PROMPT: Please list all lines of the material below in which the string "description" occurs.

[[ SUPPLIED MATERIAL, beginning ]]

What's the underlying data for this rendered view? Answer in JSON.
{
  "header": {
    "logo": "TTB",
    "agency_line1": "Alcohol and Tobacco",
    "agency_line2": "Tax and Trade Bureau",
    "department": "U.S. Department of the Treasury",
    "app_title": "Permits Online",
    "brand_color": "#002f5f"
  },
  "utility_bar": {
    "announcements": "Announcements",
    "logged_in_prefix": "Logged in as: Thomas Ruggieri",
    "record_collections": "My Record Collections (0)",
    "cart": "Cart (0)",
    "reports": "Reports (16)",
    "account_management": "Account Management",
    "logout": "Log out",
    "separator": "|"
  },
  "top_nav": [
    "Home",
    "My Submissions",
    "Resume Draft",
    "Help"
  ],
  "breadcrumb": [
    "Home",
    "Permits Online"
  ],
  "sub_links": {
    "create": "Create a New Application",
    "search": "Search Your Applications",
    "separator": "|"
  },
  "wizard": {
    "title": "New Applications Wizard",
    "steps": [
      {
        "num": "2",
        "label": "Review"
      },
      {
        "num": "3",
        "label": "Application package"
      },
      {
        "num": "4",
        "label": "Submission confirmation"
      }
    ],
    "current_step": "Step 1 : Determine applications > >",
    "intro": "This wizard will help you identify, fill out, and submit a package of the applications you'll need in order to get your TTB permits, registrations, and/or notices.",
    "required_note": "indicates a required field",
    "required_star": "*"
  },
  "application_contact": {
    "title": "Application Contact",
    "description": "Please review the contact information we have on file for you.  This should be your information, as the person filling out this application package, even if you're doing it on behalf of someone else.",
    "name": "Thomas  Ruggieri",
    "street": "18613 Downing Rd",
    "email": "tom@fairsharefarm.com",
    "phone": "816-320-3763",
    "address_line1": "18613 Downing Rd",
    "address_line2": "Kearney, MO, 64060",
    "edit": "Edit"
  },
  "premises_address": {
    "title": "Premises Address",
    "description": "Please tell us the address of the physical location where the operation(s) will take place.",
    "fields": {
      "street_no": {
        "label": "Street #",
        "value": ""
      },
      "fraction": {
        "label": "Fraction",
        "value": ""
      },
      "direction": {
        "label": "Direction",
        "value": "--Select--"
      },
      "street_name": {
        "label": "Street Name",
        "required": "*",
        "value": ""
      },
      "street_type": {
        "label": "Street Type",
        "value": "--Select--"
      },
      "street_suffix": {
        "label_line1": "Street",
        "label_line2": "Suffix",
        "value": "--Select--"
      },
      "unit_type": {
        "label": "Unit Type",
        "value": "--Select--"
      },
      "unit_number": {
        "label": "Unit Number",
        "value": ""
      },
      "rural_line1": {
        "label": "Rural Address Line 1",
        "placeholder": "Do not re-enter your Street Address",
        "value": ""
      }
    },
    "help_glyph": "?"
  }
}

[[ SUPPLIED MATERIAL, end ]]

COMPLETED EXERCISE:
    "description": "Please review the contact information we have on file for you.  This should be your information, as the person filling out this application package, even if you're doing it on behalf of someone else.",
    "description": "Please tell us the address of the physical location where the operation(s) will take place.",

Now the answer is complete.